By Myanmar Now

Politicians and resistance fighters in the Yaw region of Magway say they have formed a People’s Administration Team to govern much of the area after the majority of state employees working under the junta there resigned or defected.

The team is one of several set up across Myanmar after ousted MPs called for locals to govern themselves in a bid to undermine the military’s jurisdiction in the wake of the February 1 coup.

The governing body will be formed with civil servants who have joined the Civil Disobedience Movement (CDM) and will have branches in Gangaw, Htilin, and Saw townships, said a local MP who was ousted by the coup.

Lawmakers who won seats in last year’s election will serve as township-level patrons for the teams, which will prioritise healthcare and the safety of the neighbourhoods where they operate, said the MP, who wanted to remain anonymous.

The success of the teams will depend on the ability of local People’s Defence Force (PDF) chapters to defend against attacks from the junta’s forces, he said. “If the PDF manages to successfully protect the townships against the military council, the People’s Administration Teams can operate well.”

He encouraged members of the resistance in other parts of Myanmar to follow suit. “If more districts can follow in Gangaw’s footsteps, we will be able to occupy the whole country,” said the MP.

“The administrators have continued to deal with village matters after cutting off all communication with the cities,” he added. “They have stopped following orders [from the junta] and they have the support of their villages.”

Plans are also underway to appoint local PDF leaders as administrators as the team was struggling to find people with experience in administration, he added. “I don’t think the resistance fighters will be scared to take up administration roles.”

The Yaw Defence Force (YDF) published an announcement on November 1 warning that government staff in the region’s five townships would be targeted if they failed to cut ties with the junta by November 5.

Yaw Lay, a leader of the YDF, said that 80% of government employees resigned within the deadline and that those who defied the ultimatum to continue serving the junta include police officers, soldiers and bank staff.

But the holdouts are not numerous enough for the junta to exert significant control in Yaw, he added: “The YDF is already housing several military and police officers who deserted their duties.

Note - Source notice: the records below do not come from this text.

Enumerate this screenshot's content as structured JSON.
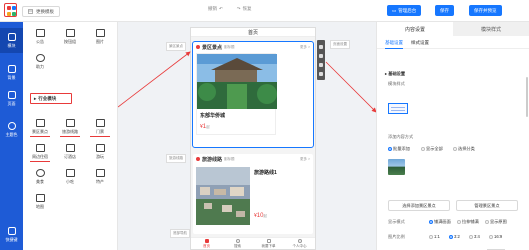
{
  "topbar": {
    "change_template": "更换模板",
    "undo": "撤销",
    "redo": "恢复",
    "manage_btn": "管理后台",
    "save_btn": "保存",
    "publish_btn": "保存并预览"
  },
  "leftnav": {
    "items": [
      {
        "label": "模块",
        "active": true
      },
      {
        "label": "背景",
        "active": false
      },
      {
        "label": "页面",
        "active": false
      },
      {
        "label": "主题色",
        "active": false
      },
      {
        "label": "快捷键",
        "active": false
      }
    ]
  },
  "components": {
    "top": [
      {
        "label": "公告",
        "icon": "megaphone-icon"
      },
      {
        "label": "按钮组",
        "icon": "button-group-icon"
      },
      {
        "label": "图片",
        "icon": "image-icon"
      },
      {
        "label": "助力",
        "icon": "boost-icon"
      }
    ],
    "section_title": "行业模块",
    "industry": [
      {
        "label": "景区景点",
        "icon": "attraction-icon"
      },
      {
        "label": "旅游线路",
        "icon": "route-icon"
      },
      {
        "label": "门票",
        "icon": "ticket-icon"
      },
      {
        "label": "周边住宿",
        "icon": "hotel-icon"
      },
      {
        "label": "订酒店",
        "icon": "bed-icon"
      },
      {
        "label": "游玩",
        "icon": "play-icon"
      },
      {
        "label": "美食",
        "icon": "food-icon"
      },
      {
        "label": "小吃",
        "icon": "snack-icon"
      },
      {
        "label": "特产",
        "icon": "specialty-icon"
      },
      {
        "label": "地图",
        "icon": "map-icon"
      }
    ]
  },
  "canvas": {
    "page_title": "首页",
    "side_labels": {
      "attraction": "景区景点",
      "route": "旅游线路",
      "bottom": "底部导航"
    },
    "right_side_label": "页面设置",
    "card1": {
      "title": "景区景点",
      "sub": "副标题",
      "more": "更多 >",
      "name": "东部华侨城",
      "price_symbol": "¥",
      "price": "1",
      "price_unit": "起"
    },
    "card2": {
      "title": "旅游线路",
      "sub": "副标题",
      "more": "更多 >",
      "name": "旅游路线1",
      "price_symbol": "¥",
      "price": "10",
      "price_unit": "起"
    },
    "tabbar": [
      {
        "label": "首页",
        "active": true
      },
      {
        "label": "搜索",
        "active": false
      },
      {
        "label": "我要下单",
        "active": false
      },
      {
        "label": "个人中心",
        "active": false
      }
    ]
  },
  "panel": {
    "tabs": [
      "内容设置",
      "模块样式"
    ],
    "subtabs": [
      "基础设置",
      "样式设置"
    ],
    "basic_header": "▸ 基础设置",
    "module_style": "模块样式",
    "add_method_label": "添加内容方式",
    "add_methods": [
      "批量添加",
      "显示全部",
      "选择分类"
    ],
    "add_selected": 0,
    "choose_btn": "选择添加景区景点",
    "manage_btn": "管理景区景点",
    "display_style_label": "显示模式",
    "display_styles": [
      "铺满画面",
      "拉伸铺满",
      "显示原图"
    ],
    "display_selected": 0,
    "ratio_label": "图片比例",
    "ratios": [
      "1:1",
      "3:2",
      "3:4",
      "16:9"
    ],
    "ratio_selected": 1,
    "corner_label": "圆角",
    "corners": [
      "直角",
      "圆角"
    ],
    "corner_selected": 1,
    "corner_value": "10",
    "corner_unit": "px"
  },
  "colors": {
    "accent": "#1677ff",
    "brand_red": "#e83a3a",
    "nav_blue": "#1e5bd6"
  }
}
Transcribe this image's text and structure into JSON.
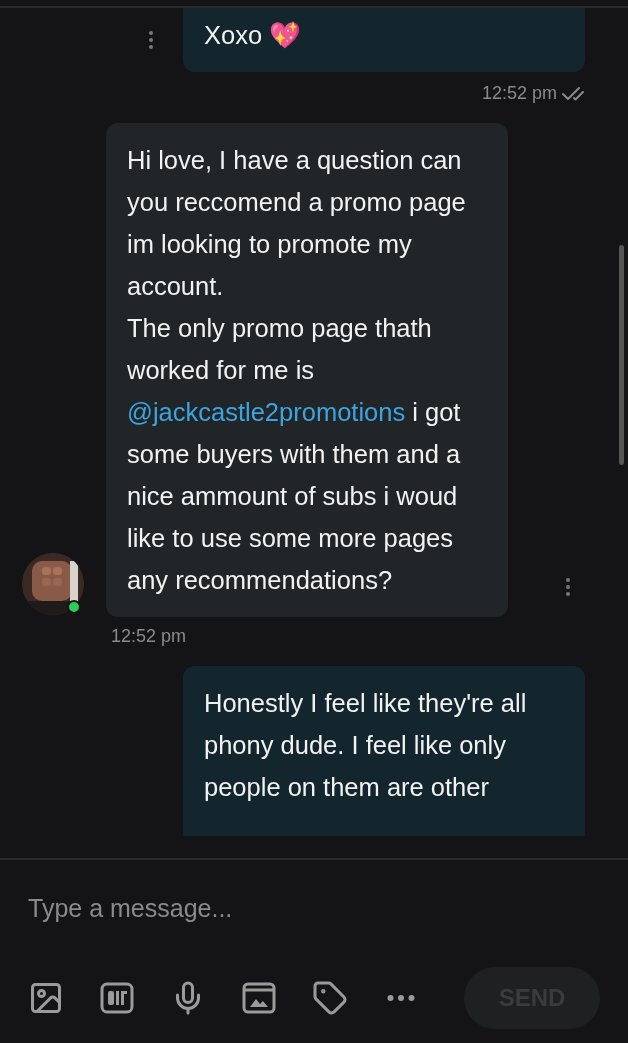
{
  "messages": [
    {
      "kind": "outgoing",
      "parts": [
        {
          "kind": "text",
          "text": "Xoxo 💖"
        }
      ],
      "time": "12:52 pm",
      "read": true,
      "cut_top": true
    },
    {
      "kind": "incoming",
      "parts": [
        {
          "kind": "text",
          "text": "Hi love, I have a question can you reccomend a promo page im looking to promote my account.\nThe only promo page thath worked for me is "
        },
        {
          "kind": "link",
          "text": "@jackcastle2promotions"
        },
        {
          "kind": "text",
          "text": " i got some buyers with them and a nice ammount of subs i woud like to use some more pages any recommendations?"
        }
      ],
      "time": "12:52 pm",
      "online": true
    },
    {
      "kind": "outgoing",
      "parts": [
        {
          "kind": "text",
          "text": "Honestly I feel like they're all phony dude. I feel like only people on them are other"
        }
      ],
      "cut_bottom": true
    }
  ],
  "composer": {
    "placeholder": "Type a message...",
    "send": {
      "label": "SEND",
      "disabled": true
    }
  }
}
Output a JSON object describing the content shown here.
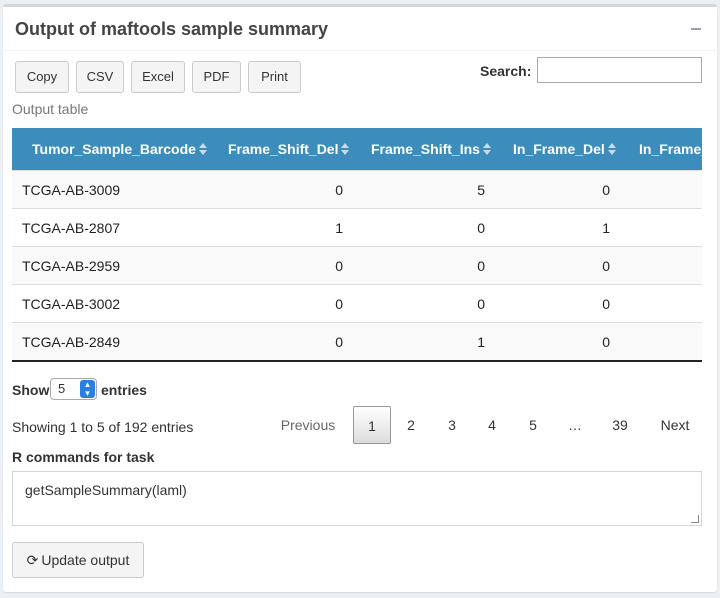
{
  "header": {
    "title": "Output of maftools sample summary",
    "collapse_label": "−"
  },
  "toolbar": {
    "buttons": [
      "Copy",
      "CSV",
      "Excel",
      "PDF",
      "Print"
    ]
  },
  "search": {
    "label": "Search:",
    "value": "",
    "placeholder": ""
  },
  "table": {
    "caption": "Output table",
    "columns": [
      "Tumor_Sample_Barcode",
      "Frame_Shift_Del",
      "Frame_Shift_Ins",
      "In_Frame_Del",
      "In_Frame_"
    ],
    "rows": [
      [
        "TCGA-AB-3009",
        "0",
        "5",
        "0"
      ],
      [
        "TCGA-AB-2807",
        "1",
        "0",
        "1"
      ],
      [
        "TCGA-AB-2959",
        "0",
        "0",
        "0"
      ],
      [
        "TCGA-AB-3002",
        "0",
        "0",
        "0"
      ],
      [
        "TCGA-AB-2849",
        "0",
        "1",
        "0"
      ]
    ],
    "horizontal_scroll_fraction": 0.56
  },
  "length": {
    "show_label": "Show",
    "value": "5",
    "entries_label": "entries"
  },
  "info": "Showing 1 to 5 of 192 entries",
  "pagination": {
    "previous": "Previous",
    "pages": [
      "1",
      "2",
      "3",
      "4",
      "5",
      "…",
      "39"
    ],
    "current": "1",
    "next": "Next"
  },
  "commands": {
    "label": "R commands for task",
    "code": "getSampleSummary(laml)"
  },
  "update": {
    "icon": "refresh-icon",
    "label": "Update output"
  },
  "colors": {
    "header_bg": "#3c8dbc",
    "box_border": "#d2d6de",
    "page_bg": "#ecf0f5"
  }
}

The majority of their mechanisms have been stopped now.”

More negotiations between local PDFs and MPs are needed in order to implement the new administration groups, he added.

“The plan to implement people’s administration teams can only be successful after careful and thorough discussions between the MPs, the National Unity Government (NUG) and the local resistance forces,” he added.

Many who tried to establish similar teams elsewhere in the country have been thwarted by raids and arrests by the junta, with some opting instead to travel to rebel-held territory to train as PDF fighters before returning to their townships to fight.

The National Unity Government and a local PDF chapter have been trying to establish a People’s Administration Team in Kayan Township, 20 miles from Yangon, but have struggled to do so in an area dominated by military bases.

Original Post: Myanmar Now